→ **Brief**: Show me each line of the listing below where the word "this" appears.

→ **Supplied material**:

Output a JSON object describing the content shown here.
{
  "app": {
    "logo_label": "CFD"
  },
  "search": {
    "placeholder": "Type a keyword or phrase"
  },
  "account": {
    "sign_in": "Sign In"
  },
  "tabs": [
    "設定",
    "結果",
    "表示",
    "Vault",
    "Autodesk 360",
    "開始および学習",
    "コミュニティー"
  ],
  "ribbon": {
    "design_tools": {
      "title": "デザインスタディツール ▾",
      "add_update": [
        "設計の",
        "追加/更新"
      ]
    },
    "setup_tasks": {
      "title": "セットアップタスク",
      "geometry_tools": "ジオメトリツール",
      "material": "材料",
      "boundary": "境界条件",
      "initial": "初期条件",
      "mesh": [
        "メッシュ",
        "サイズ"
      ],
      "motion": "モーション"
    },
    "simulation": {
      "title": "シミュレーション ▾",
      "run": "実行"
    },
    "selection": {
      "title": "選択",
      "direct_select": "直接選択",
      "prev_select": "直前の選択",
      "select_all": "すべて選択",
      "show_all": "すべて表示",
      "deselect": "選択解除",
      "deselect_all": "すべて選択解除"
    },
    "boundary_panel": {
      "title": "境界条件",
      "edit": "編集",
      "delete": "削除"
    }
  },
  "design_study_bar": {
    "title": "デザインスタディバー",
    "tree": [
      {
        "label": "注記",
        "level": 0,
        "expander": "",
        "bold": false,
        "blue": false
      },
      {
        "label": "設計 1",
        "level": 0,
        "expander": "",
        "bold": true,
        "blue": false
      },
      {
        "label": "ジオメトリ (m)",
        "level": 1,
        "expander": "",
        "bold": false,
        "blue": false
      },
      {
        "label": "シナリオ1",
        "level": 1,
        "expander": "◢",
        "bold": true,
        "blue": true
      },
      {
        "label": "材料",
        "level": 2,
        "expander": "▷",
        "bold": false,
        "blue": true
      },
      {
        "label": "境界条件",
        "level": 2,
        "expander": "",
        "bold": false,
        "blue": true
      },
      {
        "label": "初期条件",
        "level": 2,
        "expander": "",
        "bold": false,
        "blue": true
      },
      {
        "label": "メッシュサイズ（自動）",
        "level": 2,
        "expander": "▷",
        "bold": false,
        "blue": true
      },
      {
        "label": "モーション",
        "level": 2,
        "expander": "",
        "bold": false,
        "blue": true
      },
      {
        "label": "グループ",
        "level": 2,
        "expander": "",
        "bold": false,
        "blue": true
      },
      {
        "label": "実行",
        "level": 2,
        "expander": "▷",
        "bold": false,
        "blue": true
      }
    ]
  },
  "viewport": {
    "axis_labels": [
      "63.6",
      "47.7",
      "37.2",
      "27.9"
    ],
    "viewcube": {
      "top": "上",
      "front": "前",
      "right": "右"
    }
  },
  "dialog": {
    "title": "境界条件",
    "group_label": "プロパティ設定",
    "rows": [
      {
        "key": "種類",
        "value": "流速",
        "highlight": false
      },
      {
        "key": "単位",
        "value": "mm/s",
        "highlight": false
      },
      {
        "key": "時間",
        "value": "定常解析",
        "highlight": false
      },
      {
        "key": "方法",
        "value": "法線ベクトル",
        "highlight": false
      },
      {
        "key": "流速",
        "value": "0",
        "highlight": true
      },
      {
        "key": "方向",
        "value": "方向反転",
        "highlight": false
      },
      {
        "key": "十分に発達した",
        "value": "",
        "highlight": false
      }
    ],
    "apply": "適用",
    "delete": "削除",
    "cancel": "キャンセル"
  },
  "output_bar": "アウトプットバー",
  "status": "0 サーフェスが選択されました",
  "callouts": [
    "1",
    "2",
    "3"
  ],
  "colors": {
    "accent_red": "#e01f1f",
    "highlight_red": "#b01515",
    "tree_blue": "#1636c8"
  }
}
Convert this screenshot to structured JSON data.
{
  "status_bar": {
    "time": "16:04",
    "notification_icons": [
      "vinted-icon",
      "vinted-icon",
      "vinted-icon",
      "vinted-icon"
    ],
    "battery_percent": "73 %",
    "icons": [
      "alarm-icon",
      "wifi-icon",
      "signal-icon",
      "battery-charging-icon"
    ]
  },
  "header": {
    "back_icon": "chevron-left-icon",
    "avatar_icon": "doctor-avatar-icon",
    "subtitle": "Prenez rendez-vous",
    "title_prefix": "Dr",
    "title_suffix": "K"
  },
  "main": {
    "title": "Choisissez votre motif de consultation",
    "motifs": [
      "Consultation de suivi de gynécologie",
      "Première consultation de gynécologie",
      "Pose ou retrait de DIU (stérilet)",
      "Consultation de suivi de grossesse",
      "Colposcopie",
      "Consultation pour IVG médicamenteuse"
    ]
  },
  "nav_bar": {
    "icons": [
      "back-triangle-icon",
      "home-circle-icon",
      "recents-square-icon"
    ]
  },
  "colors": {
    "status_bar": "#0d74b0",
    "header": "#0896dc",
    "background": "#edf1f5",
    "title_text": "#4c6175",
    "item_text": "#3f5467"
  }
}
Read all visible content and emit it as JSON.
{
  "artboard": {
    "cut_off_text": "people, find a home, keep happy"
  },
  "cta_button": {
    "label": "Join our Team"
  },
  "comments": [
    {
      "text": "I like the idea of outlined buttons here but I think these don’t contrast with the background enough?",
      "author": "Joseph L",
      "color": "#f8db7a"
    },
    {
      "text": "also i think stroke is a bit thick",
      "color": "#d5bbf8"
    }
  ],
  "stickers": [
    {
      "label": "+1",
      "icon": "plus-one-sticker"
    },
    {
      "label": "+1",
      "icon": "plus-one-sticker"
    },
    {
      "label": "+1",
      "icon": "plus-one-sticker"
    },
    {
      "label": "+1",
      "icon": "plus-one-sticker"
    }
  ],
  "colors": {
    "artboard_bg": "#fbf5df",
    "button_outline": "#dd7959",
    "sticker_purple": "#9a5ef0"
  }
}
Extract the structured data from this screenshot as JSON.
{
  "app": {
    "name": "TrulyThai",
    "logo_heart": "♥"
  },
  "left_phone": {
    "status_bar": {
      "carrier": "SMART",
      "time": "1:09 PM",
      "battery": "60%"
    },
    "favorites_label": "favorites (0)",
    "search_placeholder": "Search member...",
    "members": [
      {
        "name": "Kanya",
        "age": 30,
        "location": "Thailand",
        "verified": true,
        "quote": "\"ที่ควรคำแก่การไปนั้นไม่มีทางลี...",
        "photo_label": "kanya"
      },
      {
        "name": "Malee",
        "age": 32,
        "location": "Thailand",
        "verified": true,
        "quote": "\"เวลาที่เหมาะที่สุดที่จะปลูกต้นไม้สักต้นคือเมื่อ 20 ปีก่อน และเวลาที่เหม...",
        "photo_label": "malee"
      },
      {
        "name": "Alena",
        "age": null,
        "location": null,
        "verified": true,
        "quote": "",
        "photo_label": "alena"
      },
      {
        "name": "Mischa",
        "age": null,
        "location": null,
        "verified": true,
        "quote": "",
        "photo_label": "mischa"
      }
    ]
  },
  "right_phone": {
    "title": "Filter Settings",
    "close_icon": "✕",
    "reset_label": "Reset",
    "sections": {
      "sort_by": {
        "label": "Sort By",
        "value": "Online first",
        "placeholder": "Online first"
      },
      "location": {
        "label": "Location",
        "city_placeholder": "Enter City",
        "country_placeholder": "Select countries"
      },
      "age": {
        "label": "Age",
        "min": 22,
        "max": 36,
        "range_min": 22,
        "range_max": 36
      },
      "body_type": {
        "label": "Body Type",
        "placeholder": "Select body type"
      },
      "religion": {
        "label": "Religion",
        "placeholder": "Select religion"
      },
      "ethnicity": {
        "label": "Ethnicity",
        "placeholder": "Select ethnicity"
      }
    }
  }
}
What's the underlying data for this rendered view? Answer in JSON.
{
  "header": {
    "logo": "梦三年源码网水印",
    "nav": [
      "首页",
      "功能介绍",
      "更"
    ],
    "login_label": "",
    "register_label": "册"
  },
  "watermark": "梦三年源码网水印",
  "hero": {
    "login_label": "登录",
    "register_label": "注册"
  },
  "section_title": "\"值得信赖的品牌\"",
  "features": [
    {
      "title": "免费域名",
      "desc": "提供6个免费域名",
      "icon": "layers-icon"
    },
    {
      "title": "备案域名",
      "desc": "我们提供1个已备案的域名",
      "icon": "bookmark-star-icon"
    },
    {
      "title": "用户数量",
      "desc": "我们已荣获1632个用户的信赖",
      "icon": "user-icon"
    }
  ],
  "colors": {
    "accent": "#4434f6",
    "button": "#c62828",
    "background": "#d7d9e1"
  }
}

→ **Task solution**:
Convert this screenshot to structured JSON data.
Extract the structured data from this screenshot as JSON.
What's the underlying data for this rendered view? Answer in JSON.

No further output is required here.